Across the board there is an emphasis on training tomorrow’s physicians to be leaders in the healthcare field. Some schools, such as Brody, have implemented programs for a select group of students considered to have the potential to become leaders in population and community health.
Other programs, such as those at Mayo Medical School and Brown University’s Alpert Medical School, have made leadership part of their degree programs. At Mayo, students can choose to pursue a master’s degree in Science of Health Care Delivery in tandem with their medical degree.
The M.D.-M.S. program will prepare students to become agents for healthcare system changes, said Stephanie Starr, M.D., assistant professor of pediatrics. “They will be uniquely positioned to close gaps related to healthcare delivery, lead change and affect policy.”
Similarly, at Alpert, “We hope graduates of the program will be practicing physicians who see patients, but also lead in some way,” said George. These leadership roles might range from leading a community health center, to being the chief medical officer at a large private practice, to leading a city or state public health department.
Tomorrow’s physician customer
The healthcare field is experiencing still other changes, which doctors and supply chain executives will need to be aware of. For example, Indiana University is using electronic medical records to study population health.
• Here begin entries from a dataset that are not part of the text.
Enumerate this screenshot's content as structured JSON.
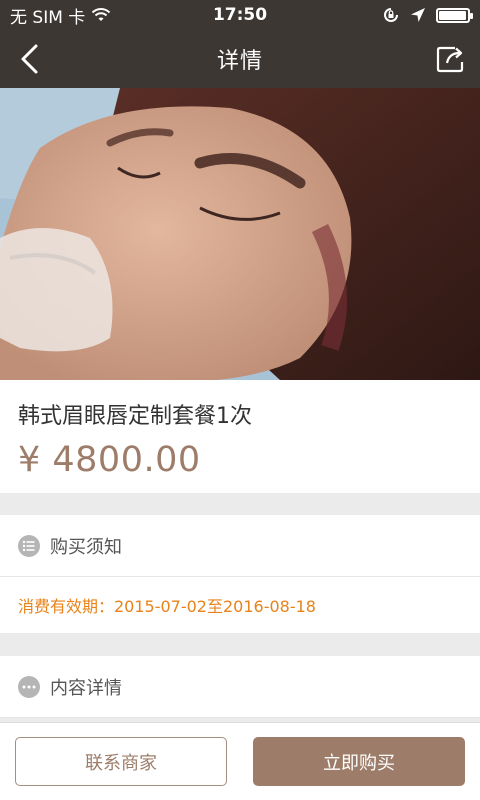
{
  "status_bar": {
    "carrier": "无 SIM 卡",
    "time": "17:50",
    "battery_level": 0.95
  },
  "header": {
    "title": "详情",
    "back_icon": "chevron-left-icon",
    "share_icon": "share-icon"
  },
  "hero": {
    "description": "photo-of-face-with-microblading-eyebrows"
  },
  "product": {
    "name": "韩式眉眼唇定制套餐1次",
    "price": "¥ 4800.00"
  },
  "notice": {
    "label": "购买须知",
    "icon": "list-icon",
    "validity": "消费有效期：2015-07-02至2016-08-18"
  },
  "details": {
    "label": "内容详情",
    "icon": "more-icon"
  },
  "actions": {
    "contact_label": "联系商家",
    "buy_label": "立即购买"
  },
  "colors": {
    "bar": "#3d3733",
    "accent": "#9d7d6a",
    "validity": "#e8831a"
  }
}
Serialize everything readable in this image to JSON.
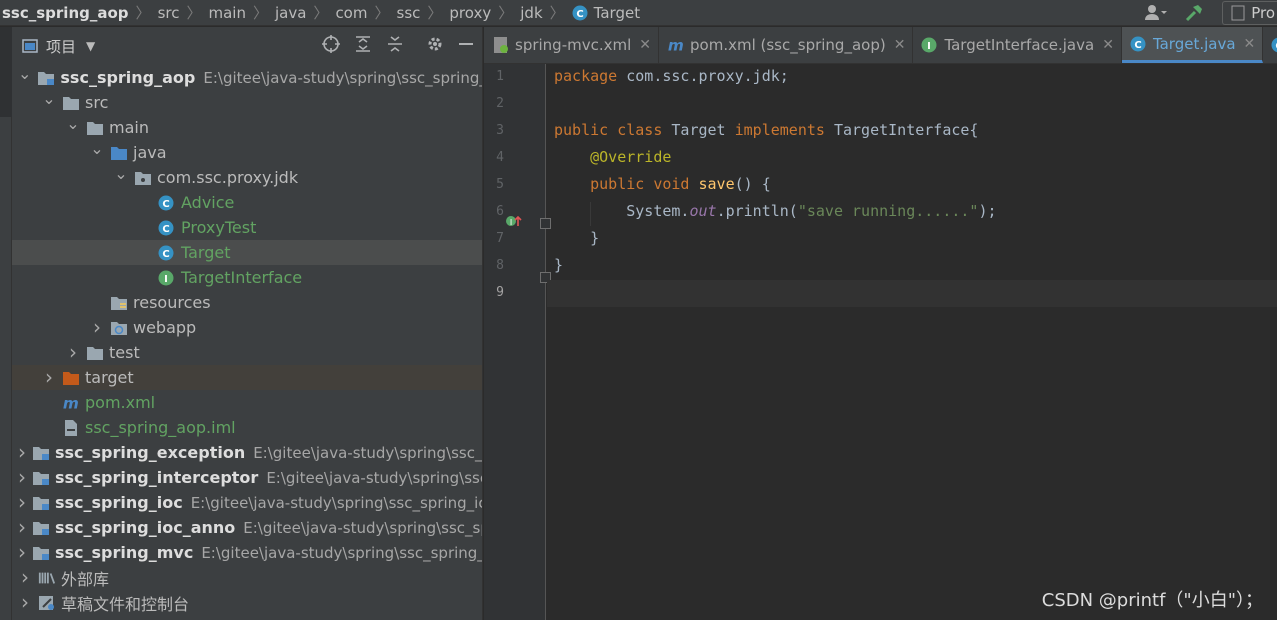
{
  "breadcrumb": {
    "items": [
      "ssc_spring_aop",
      "src",
      "main",
      "java",
      "com",
      "ssc",
      "proxy",
      "jdk",
      "Target"
    ],
    "right_label": "Pro"
  },
  "left_strip": {
    "label": "项目"
  },
  "project": {
    "title": "项目",
    "tree": [
      {
        "label": "ssc_spring_aop",
        "path": "E:\\gitee\\java-study\\spring\\ssc_spring_",
        "depth": 0,
        "arrow": "down",
        "icon": "module-folder-icon",
        "bold": true
      },
      {
        "label": "src",
        "depth": 1,
        "arrow": "down",
        "icon": "folder-icon"
      },
      {
        "label": "main",
        "depth": 2,
        "arrow": "down",
        "icon": "folder-icon"
      },
      {
        "label": "java",
        "depth": 3,
        "arrow": "down",
        "icon": "source-folder-icon"
      },
      {
        "label": "com.ssc.proxy.jdk",
        "depth": 4,
        "arrow": "down",
        "icon": "package-icon"
      },
      {
        "label": "Advice",
        "depth": 5,
        "icon": "class-icon",
        "green": true
      },
      {
        "label": "ProxyTest",
        "depth": 5,
        "icon": "class-icon",
        "green": true
      },
      {
        "label": "Target",
        "depth": 5,
        "icon": "class-icon",
        "green": true,
        "selected": true
      },
      {
        "label": "TargetInterface",
        "depth": 5,
        "icon": "interface-icon",
        "green": true
      },
      {
        "label": "resources",
        "depth": 3,
        "icon": "resources-folder-icon"
      },
      {
        "label": "webapp",
        "depth": 3,
        "arrow": "right",
        "icon": "web-folder-icon"
      },
      {
        "label": "test",
        "depth": 2,
        "arrow": "right",
        "icon": "folder-icon"
      },
      {
        "label": "target",
        "depth": 1,
        "arrow": "right",
        "icon": "excluded-folder-icon",
        "target": true
      },
      {
        "label": "pom.xml",
        "depth": 1,
        "icon": "maven-icon",
        "green": true
      },
      {
        "label": "ssc_spring_aop.iml",
        "depth": 1,
        "icon": "iml-file-icon",
        "green": true
      },
      {
        "label": "ssc_spring_exception",
        "path": "E:\\gitee\\java-study\\spring\\ssc_s",
        "depth": 0,
        "arrow": "right",
        "icon": "module-folder-icon",
        "bold": true
      },
      {
        "label": "ssc_spring_interceptor",
        "path": "E:\\gitee\\java-study\\spring\\ssc_",
        "depth": 0,
        "arrow": "right",
        "icon": "module-folder-icon",
        "bold": true
      },
      {
        "label": "ssc_spring_ioc",
        "path": "E:\\gitee\\java-study\\spring\\ssc_spring_ic",
        "depth": 0,
        "arrow": "right",
        "icon": "module-folder-icon",
        "bold": true
      },
      {
        "label": "ssc_spring_ioc_anno",
        "path": "E:\\gitee\\java-study\\spring\\ssc_sp",
        "depth": 0,
        "arrow": "right",
        "icon": "module-folder-icon",
        "bold": true
      },
      {
        "label": "ssc_spring_mvc",
        "path": "E:\\gitee\\java-study\\spring\\ssc_spring_",
        "depth": 0,
        "arrow": "right",
        "icon": "module-folder-icon",
        "bold": true
      },
      {
        "label": "外部库",
        "depth": 0,
        "arrow": "right",
        "icon": "library-icon"
      },
      {
        "label": "草稿文件和控制台",
        "depth": 0,
        "arrow": "right",
        "icon": "scratch-icon"
      }
    ]
  },
  "editor": {
    "tabs": [
      {
        "label": "spring-mvc.xml",
        "icon": "spring-xml-icon",
        "active": false
      },
      {
        "label": "pom.xml (ssc_spring_aop)",
        "icon": "maven-icon",
        "active": false
      },
      {
        "label": "TargetInterface.java",
        "icon": "interface-icon",
        "active": false
      },
      {
        "label": "Target.java",
        "icon": "class-icon",
        "active": true
      },
      {
        "label": "",
        "icon": "class-icon",
        "active": false
      }
    ],
    "line_numbers": [
      "1",
      "2",
      "3",
      "4",
      "5",
      "6",
      "7",
      "8",
      "9"
    ],
    "code": {
      "l1_kw": "package",
      "l1_rest": " com.ssc.proxy.jdk;",
      "l3_kw1": "public",
      "l3_kw2": "class",
      "l3_name": "Target",
      "l3_kw3": "implements",
      "l3_iface": "TargetInterface{",
      "l4_ann": "@Override",
      "l5_kw1": "public",
      "l5_kw2": "void",
      "l5_fn": "save",
      "l5_rest": "() {",
      "l6_a": "System.",
      "l6_out": "out",
      "l6_b": ".println(",
      "l6_str": "\"save running......\"",
      "l6_c": ");",
      "l7": "}",
      "l8": "}"
    }
  },
  "watermark": "CSDN @printf（\"小白\"）；"
}
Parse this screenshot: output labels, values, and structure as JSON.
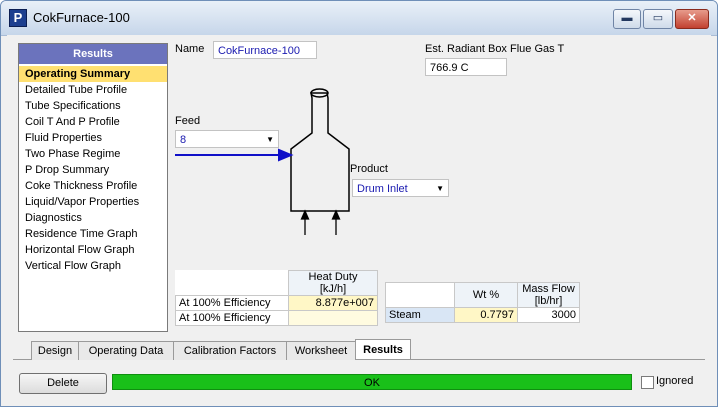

Many of the other consortium schools are also focusing on population and community health in their own curriculums.
Many of the programs in the Accelerating Change consortium have already begun teaching students under the new curriculums, and others will soon be following. This means that by the year 2020, a new generation of doctors will be practicing medicine, and JHC readers will have a new generation of customers to serve.